Regev: Ministers Will Seek to Erase Azaria’s Conviction After Release

Elor Azaria
Sgt. Elor Azaria at the courtroom of the Kirya military base in Tel Aviv in January. (Flash90)

Saying that she was speaking on behalf of other government officials as well, Culture Minister Miri Regev said Tuesday morning that she would work to erase the criminal record of IDF soldier Elor Azaria, who was released Tuesday after nine months in prison. Addressing the Azaria family as they welcomed Elor as he emerged from the military prison he had been held in for nearly a year, Regev said that she wishes for the released soldier “a new life – a quiet one, especially after all he has gone through. You, the family, deserve some quiet as well.”
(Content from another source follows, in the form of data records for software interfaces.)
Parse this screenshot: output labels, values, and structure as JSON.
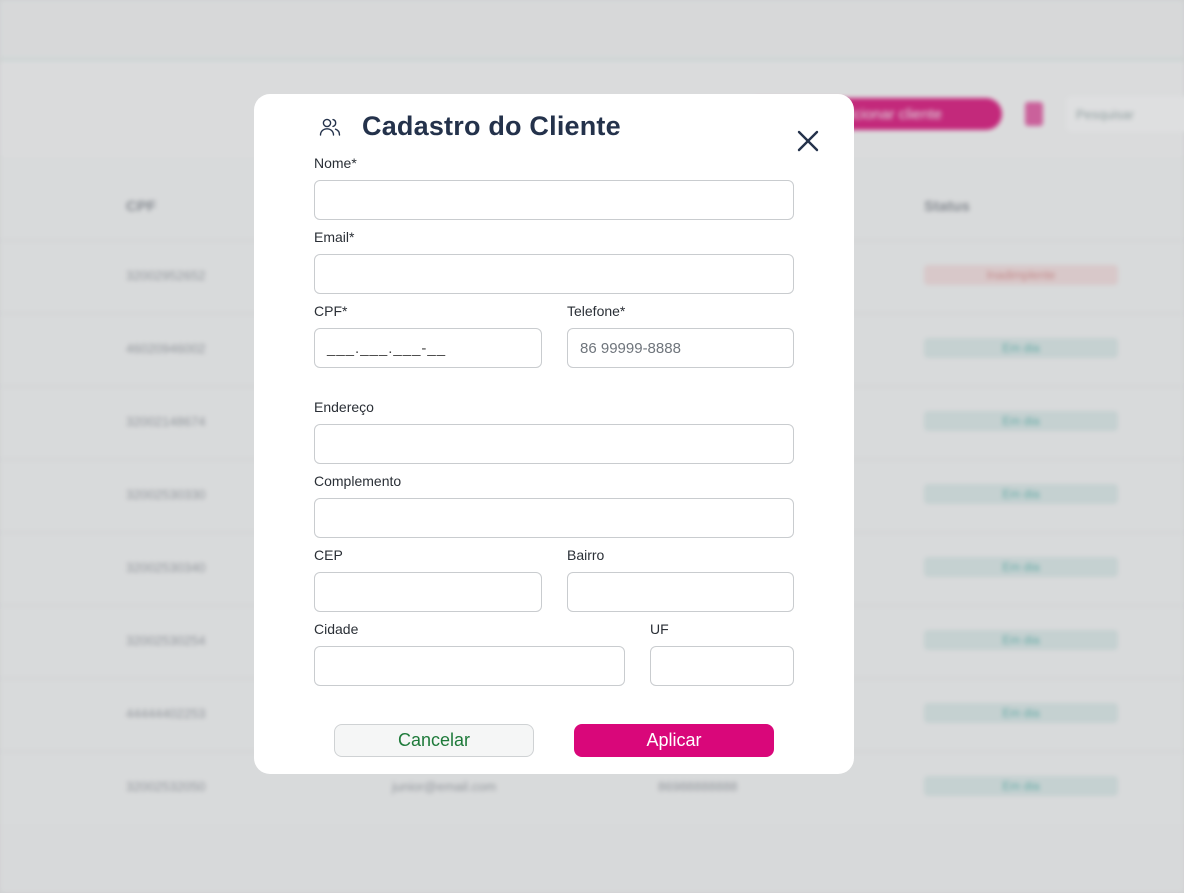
{
  "background": {
    "add_button_label": "Adicionar cliente",
    "search_placeholder": "Pesquisar",
    "columns": [
      "CPF",
      "Status"
    ],
    "rows": [
      {
        "cpf": "32002952652",
        "status": "Inadimplente",
        "status_type": "bad"
      },
      {
        "cpf": "46020946002",
        "status": "Em dia",
        "status_type": "ok"
      },
      {
        "cpf": "32002148674",
        "status": "Em dia",
        "status_type": "ok"
      },
      {
        "cpf": "32002530330",
        "status": "Em dia",
        "status_type": "ok"
      },
      {
        "cpf": "32002530340",
        "status": "Em dia",
        "status_type": "ok"
      },
      {
        "cpf": "32002530254",
        "status": "Em dia",
        "status_type": "ok"
      },
      {
        "cpf": "44444402253",
        "status": "Em dia",
        "status_type": "ok"
      },
      {
        "cpf": "32002532050",
        "status": "Em dia",
        "status_type": "ok",
        "email": "junior@email.com",
        "phone": "86988888888"
      }
    ]
  },
  "modal": {
    "title": "Cadastro do Cliente",
    "title_icon": "users-icon",
    "close_icon": "close-icon",
    "fields": {
      "nome": {
        "label": "Nome*",
        "value": "",
        "placeholder": ""
      },
      "email": {
        "label": "Email*",
        "value": "",
        "placeholder": ""
      },
      "cpf": {
        "label": "CPF*",
        "value": "___.___.___-__",
        "placeholder": ""
      },
      "telefone": {
        "label": "Telefone*",
        "value": "",
        "placeholder": "86 99999-8888"
      },
      "endereco": {
        "label": "Endereço",
        "value": "",
        "placeholder": ""
      },
      "complemento": {
        "label": "Complemento",
        "value": "",
        "placeholder": ""
      },
      "cep": {
        "label": "CEP",
        "value": "",
        "placeholder": ""
      },
      "bairro": {
        "label": "Bairro",
        "value": "",
        "placeholder": ""
      },
      "cidade": {
        "label": "Cidade",
        "value": "",
        "placeholder": ""
      },
      "uf": {
        "label": "UF",
        "value": "",
        "placeholder": ""
      }
    },
    "buttons": {
      "cancel": "Cancelar",
      "apply": "Aplicar"
    }
  },
  "colors": {
    "accent": "#d9077a",
    "title": "#24324b",
    "cancel_text": "#1e7a3a"
  }
}
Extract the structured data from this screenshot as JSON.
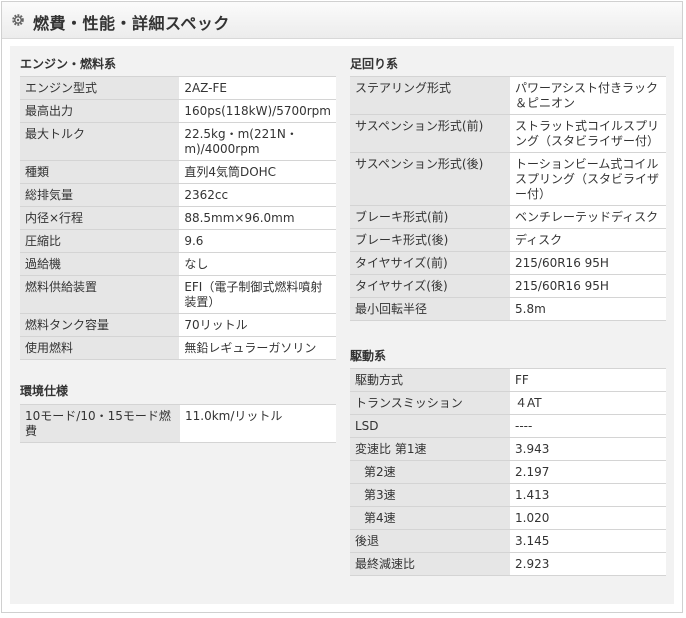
{
  "header": {
    "title": "燃費・性能・詳細スペック"
  },
  "engine": {
    "title": "エンジン・燃料系",
    "rows": [
      {
        "k": "エンジン型式",
        "v": "2AZ-FE"
      },
      {
        "k": "最高出力",
        "v": "160ps(118kW)/5700rpm"
      },
      {
        "k": "最大トルク",
        "v": "22.5kg・m(221N・m)/4000rpm"
      },
      {
        "k": "種類",
        "v": "直列4気筒DOHC"
      },
      {
        "k": "総排気量",
        "v": "2362cc"
      },
      {
        "k": "内径×行程",
        "v": "88.5mm×96.0mm"
      },
      {
        "k": "圧縮比",
        "v": "9.6"
      },
      {
        "k": "過給機",
        "v": "なし"
      },
      {
        "k": "燃料供給装置",
        "v": "EFI（電子制御式燃料噴射装置）"
      },
      {
        "k": "燃料タンク容量",
        "v": "70リットル"
      },
      {
        "k": "使用燃料",
        "v": "無鉛レギュラーガソリン"
      }
    ]
  },
  "environment": {
    "title": "環境仕様",
    "rows": [
      {
        "k": "10モード/10・15モード燃費",
        "v": "11.0km/リットル"
      }
    ]
  },
  "suspension": {
    "title": "足回り系",
    "rows": [
      {
        "k": "ステアリング形式",
        "v": "パワーアシスト付きラック＆ピニオン"
      },
      {
        "k": "サスペンション形式(前)",
        "v": "ストラット式コイルスプリング（スタビライザー付）"
      },
      {
        "k": "サスペンション形式(後)",
        "v": "トーションビーム式コイルスプリング（スタビライザー付）"
      },
      {
        "k": "ブレーキ形式(前)",
        "v": "ベンチレーテッドディスク"
      },
      {
        "k": "ブレーキ形式(後)",
        "v": "ディスク"
      },
      {
        "k": "タイヤサイズ(前)",
        "v": "215/60R16 95H"
      },
      {
        "k": "タイヤサイズ(後)",
        "v": "215/60R16 95H"
      },
      {
        "k": "最小回転半径",
        "v": "5.8m"
      }
    ]
  },
  "drive": {
    "title": "駆動系",
    "rows": [
      {
        "k": "駆動方式",
        "v": "FF"
      },
      {
        "k": "トランスミッション",
        "v": "４AT"
      },
      {
        "k": "LSD",
        "v": "----"
      },
      {
        "k": "変速比 第1速",
        "v": "3.943"
      },
      {
        "k": "第2速",
        "v": "2.197"
      },
      {
        "k": "第3速",
        "v": "1.413"
      },
      {
        "k": "第4速",
        "v": "1.020"
      },
      {
        "k": "後退",
        "v": "3.145"
      },
      {
        "k": "最終減速比",
        "v": "2.923"
      }
    ]
  }
}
Azaria was convicted in February 2017 on charges of manslaughter and conduct unbecoming an IDF soldier, after shooting at a terrorist in Chevron on Purim a year earlier, when the terrorist was neutralized and on the ground, after he had been shot when he tried to stab soldiers. At his trial, defense attorneys stressed Azaria’s sterling record as a soldier, and the fact that the possibility of a further terror attack – in which the terrorist who was on the ground might set off a bomb that he could have been carrying on his person – justified the shooting, or at least provided reasonable grounds for Azaria’s having acted the way he did.
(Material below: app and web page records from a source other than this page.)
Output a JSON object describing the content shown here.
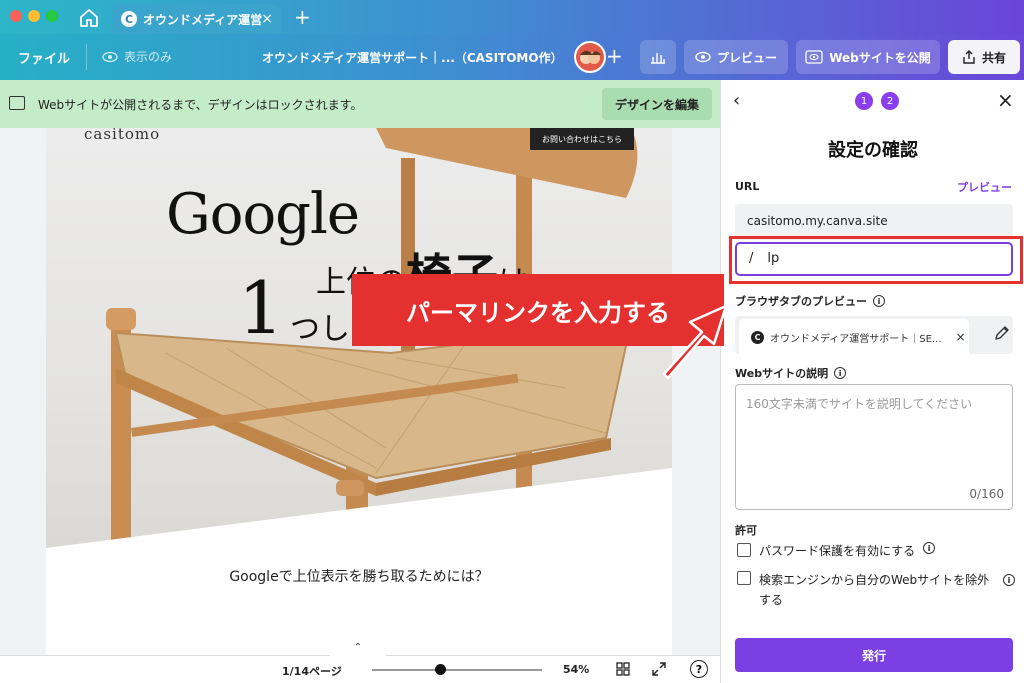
{
  "browser": {
    "tab_title": "オウンドメディア運営",
    "tab_favicon": "C",
    "tab_close": "×",
    "new_tab": "+"
  },
  "toolbar": {
    "file_label": "ファイル",
    "view_only_label": "表示のみ",
    "doc_title": "オウンドメディア運営サポート｜...（CASITOMO作）",
    "add_user": "+",
    "preview_label": "プレビュー",
    "publish_site_label": "Webサイトを公開",
    "share_label": "共有"
  },
  "banner": {
    "message": "Webサイトが公開されるまで、デザインはロックされます。",
    "edit_button": "デザインを編集"
  },
  "design": {
    "brand": "casitomo",
    "contact_button": "お問い合わせはこちら",
    "headline_google": "Google",
    "headline_line2_pre": "上位の",
    "headline_line2_big": "椅子",
    "headline_line2_post": "は",
    "headline_one": "1",
    "headline_line3": "つしかない",
    "subheading": "Googleで上位表示を勝ち取るためには？"
  },
  "callout": {
    "text": "パーマリンクを入力する",
    "color": "#e53030"
  },
  "bottombar": {
    "page_indicator": "1/14ページ",
    "zoom": "54%",
    "zoom_fraction": 0.4,
    "help": "?",
    "expand": "⌃"
  },
  "panel": {
    "back": "‹",
    "close": "×",
    "steps": [
      "1",
      "2"
    ],
    "title": "設定の確認",
    "url_label": "URL",
    "preview_link": "プレビュー",
    "domain": "casitomo.my.canva.site",
    "slug_separator": "/",
    "slug_value": "lp",
    "tab_preview_label": "ブラウザタブのプレビュー",
    "tab_preview_text": "オウンドメディア運営サポート｜SE...",
    "tab_preview_favicon": "C",
    "tab_preview_close": "×",
    "description_label": "Webサイトの説明",
    "description_placeholder": "160文字未満でサイトを説明してください",
    "description_count": "0/160",
    "permission_label": "許可",
    "password_option": "パスワード保護を有効にする",
    "search_option": "検索エンジンから自分のWebサイトを除外する",
    "publish_button": "発行",
    "accent_color": "#7b3fe4"
  }
}
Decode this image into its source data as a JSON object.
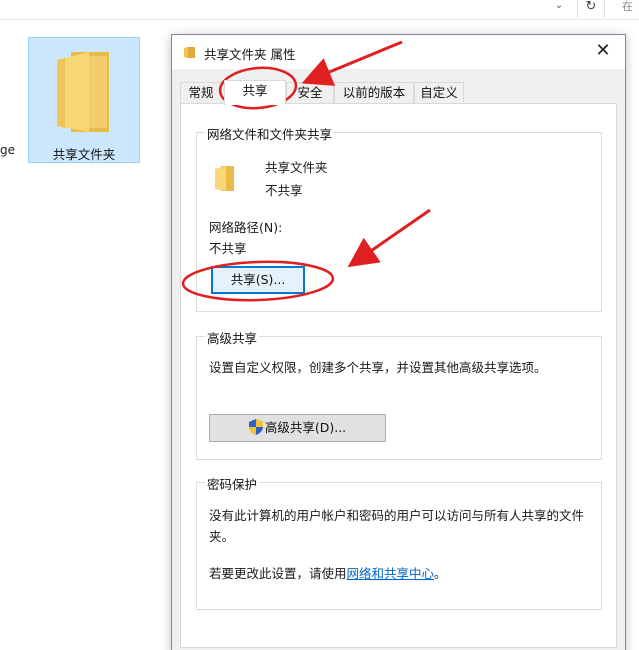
{
  "explorer": {
    "address_chevron": "⌄",
    "refresh_glyph": "↻",
    "search_stub": "在",
    "partial_item_text": "ge",
    "folder_label": "共享文件夹"
  },
  "dialog": {
    "title": "共享文件夹 属性",
    "close_glyph": "✕",
    "tabs": [
      {
        "label": "常规"
      },
      {
        "label": "共享"
      },
      {
        "label": "安全"
      },
      {
        "label": "以前的版本"
      },
      {
        "label": "自定义"
      }
    ],
    "network_sharing": {
      "legend": "网络文件和文件夹共享",
      "folder_name": "共享文件夹",
      "share_status": "不共享",
      "network_path_label": "网络路径(N):",
      "network_path_value": "不共享",
      "share_button": "共享(S)..."
    },
    "advanced_sharing": {
      "legend": "高级共享",
      "description": "设置自定义权限，创建多个共享，并设置其他高级共享选项。",
      "button": "高级共享(D)..."
    },
    "password_protection": {
      "legend": "密码保护",
      "description": "没有此计算机的用户帐户和密码的用户可以访问与所有人共享的文件夹。",
      "change_prefix": "若要更改此设置，请使用",
      "link": "网络和共享中心",
      "change_suffix": "。"
    }
  },
  "colors": {
    "annotation_red": "#e02020",
    "link_blue": "#0066cc",
    "folder_yellow": "#f8d775",
    "focus_blue": "#0078d7"
  }
}
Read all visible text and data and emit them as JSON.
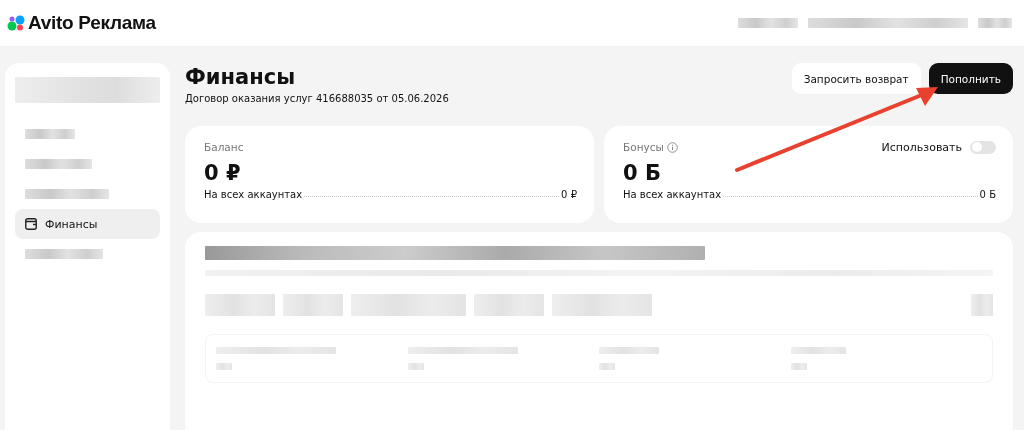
{
  "header": {
    "logo_text": "Avito Реклама"
  },
  "sidebar": {
    "items": [
      {
        "kind": "redacted",
        "selected": false
      },
      {
        "kind": "redacted",
        "selected": false
      },
      {
        "kind": "redacted",
        "selected": false
      },
      {
        "kind": "label",
        "label": "Финансы",
        "selected": true
      },
      {
        "kind": "redacted",
        "selected": false
      }
    ]
  },
  "page": {
    "title": "Финансы",
    "subtitle": "Договор оказания услуг 416688035 от 05.06.2026",
    "buttons": [
      {
        "label": "Запросить возврат",
        "kind": "secondary"
      },
      {
        "label": "Пополнить",
        "kind": "primary"
      }
    ]
  },
  "cards": [
    {
      "kind": "balance",
      "title": "Баланс",
      "amount": "0 ₽",
      "row_label": "На всех аккаунтах",
      "row_value": "0 ₽"
    },
    {
      "kind": "bonus",
      "title": "Бонусы",
      "amount": "0 Б",
      "row_label": "На всех аккаунтах",
      "row_value": "0 Б",
      "toggle": {
        "label": "Использовать",
        "on": false
      }
    }
  ]
}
The court rejected those arguments, sentencing the soldier to 18 months in military prison, and on appeal reducing the sentence by four months. At a parole hearing in March, officials refused to reduce the sentence further, but did agree to paroling the soldier and allowing him to go home. Commenting on his release, Prime Minister Binyamin Netanyahu, on his way to meetings in Cyprus, said that he was “happy that this matter is at an end.”
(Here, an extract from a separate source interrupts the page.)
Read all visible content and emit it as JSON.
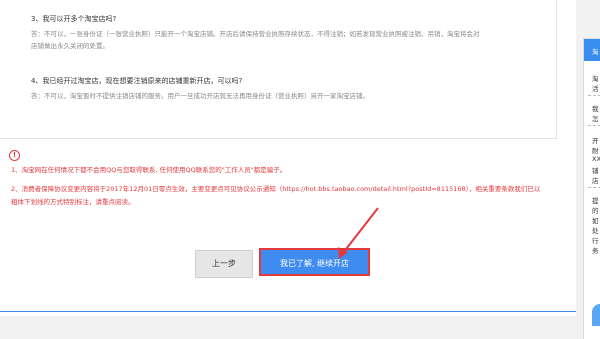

Azaria’s jailing was a flashpoint among many Israelis, with those on the right complaining that army brass were placing restrictions on soldiers that would endanger their lives at the expense of protecting terrorists, while proponents of jailing Azaria, on the left, claiming that the sentence was necessary in order to ensure that soldiers do not take security matters into their own hands.